> _Exercise description_
Print all entries precisely as they are written.

=====

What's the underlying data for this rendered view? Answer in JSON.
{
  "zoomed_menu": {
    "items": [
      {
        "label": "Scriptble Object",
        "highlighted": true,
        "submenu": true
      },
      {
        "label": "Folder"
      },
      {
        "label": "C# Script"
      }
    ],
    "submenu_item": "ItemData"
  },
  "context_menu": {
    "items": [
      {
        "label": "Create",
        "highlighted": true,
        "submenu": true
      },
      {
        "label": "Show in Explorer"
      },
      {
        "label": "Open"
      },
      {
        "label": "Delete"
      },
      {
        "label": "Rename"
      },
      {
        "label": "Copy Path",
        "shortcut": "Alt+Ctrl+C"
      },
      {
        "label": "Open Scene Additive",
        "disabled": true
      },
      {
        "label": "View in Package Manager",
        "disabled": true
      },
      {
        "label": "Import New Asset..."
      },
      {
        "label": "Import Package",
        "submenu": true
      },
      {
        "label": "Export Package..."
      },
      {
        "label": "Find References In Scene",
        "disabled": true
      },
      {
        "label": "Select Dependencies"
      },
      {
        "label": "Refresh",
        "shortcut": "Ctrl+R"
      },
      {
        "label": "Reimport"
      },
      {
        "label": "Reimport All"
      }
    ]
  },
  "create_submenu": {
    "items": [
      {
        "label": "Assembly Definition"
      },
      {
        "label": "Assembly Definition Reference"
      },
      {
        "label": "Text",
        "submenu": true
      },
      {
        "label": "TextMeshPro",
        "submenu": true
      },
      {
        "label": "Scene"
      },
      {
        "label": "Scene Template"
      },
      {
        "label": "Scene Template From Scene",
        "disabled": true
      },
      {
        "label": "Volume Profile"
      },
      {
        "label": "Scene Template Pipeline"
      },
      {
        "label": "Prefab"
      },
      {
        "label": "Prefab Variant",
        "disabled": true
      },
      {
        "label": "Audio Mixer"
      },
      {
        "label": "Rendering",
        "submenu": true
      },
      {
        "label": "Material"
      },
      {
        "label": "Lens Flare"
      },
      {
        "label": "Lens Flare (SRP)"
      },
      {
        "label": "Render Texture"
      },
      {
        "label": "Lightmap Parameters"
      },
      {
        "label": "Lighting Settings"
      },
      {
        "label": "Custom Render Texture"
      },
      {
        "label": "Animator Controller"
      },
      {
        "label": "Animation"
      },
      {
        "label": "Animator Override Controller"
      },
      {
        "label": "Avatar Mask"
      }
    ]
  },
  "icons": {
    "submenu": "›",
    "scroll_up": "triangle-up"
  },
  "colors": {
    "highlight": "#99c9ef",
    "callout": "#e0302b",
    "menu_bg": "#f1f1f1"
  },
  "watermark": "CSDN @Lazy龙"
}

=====

> _Your solution_
What's the underlying data for this rendered view? Answer in JSON.
{
  "zoomed_menu": {
    "items": [
      {
        "label": "Scriptble Object",
        "highlighted": true,
        "submenu": true
      },
      {
        "label": "Folder"
      },
      {
        "label": "C# Script"
      }
    ],
    "submenu_item": "ItemData"
  },
  "context_menu": {
    "items": [
      {
        "label": "Create",
        "highlighted": true,
        "submenu": true
      },
      {
        "label": "Show in Explorer"
      },
      {
        "label": "Open"
      },
      {
        "label": "Delete"
      },
      {
        "label": "Rename"
      },
      {
        "label": "Copy Path",
        "shortcut": "Alt+Ctrl+C"
      },
      {
        "label": "Open Scene Additive",
        "disabled": true
      },
      {
        "label": "View in Package Manager",
        "disabled": true
      },
      {
        "label": "Import New Asset..."
      },
      {
        "label": "Import Package",
        "submenu": true
      },
      {
        "label": "Export Package..."
      },
      {
        "label": "Find References In Scene",
        "disabled": true
      },
      {
        "label": "Select Dependencies"
      },
      {
        "label": "Refresh",
        "shortcut": "Ctrl+R"
      },
      {
        "label": "Reimport"
      },
      {
        "label": "Reimport All"
      }
    ]
  },
  "create_submenu": {
    "items": [
      {
        "label": "Assembly Definition"
      },
      {
        "label": "Assembly Definition Reference"
      },
      {
        "label": "Text",
        "submenu": true
      },
      {
        "label": "TextMeshPro",
        "submenu": true
      },
      {
        "label": "Scene"
      },
      {
        "label": "Scene Template"
      },
      {
        "label": "Scene Template From Scene",
        "disabled": true
      },
      {
        "label": "Volume Profile"
      },
      {
        "label": "Scene Template Pipeline"
      },
      {
        "label": "Prefab"
      },
      {
        "label": "Prefab Variant",
        "disabled": true
      },
      {
        "label": "Audio Mixer"
      },
      {
        "label": "Rendering",
        "submenu": true
      },
      {
        "label": "Material"
      },
      {
        "label": "Lens Flare"
      },
      {
        "label": "Lens Flare (SRP)"
      },
      {
        "label": "Render Texture"
      },
      {
        "label": "Lightmap Parameters"
      },
      {
        "label": "Lighting Settings"
      },
      {
        "label": "Custom Render Texture"
      },
      {
        "label": "Animator Controller"
      },
      {
        "label": "Animation"
      },
      {
        "label": "Animator Override Controller"
      },
      {
        "label": "Avatar Mask"
      }
    ]
  },
  "icons": {
    "submenu": "›",
    "scroll_up": "triangle-up"
  },
  "colors": {
    "highlight": "#99c9ef",
    "callout": "#e0302b",
    "menu_bg": "#f1f1f1"
  },
  "watermark": "CSDN @Lazy龙"
}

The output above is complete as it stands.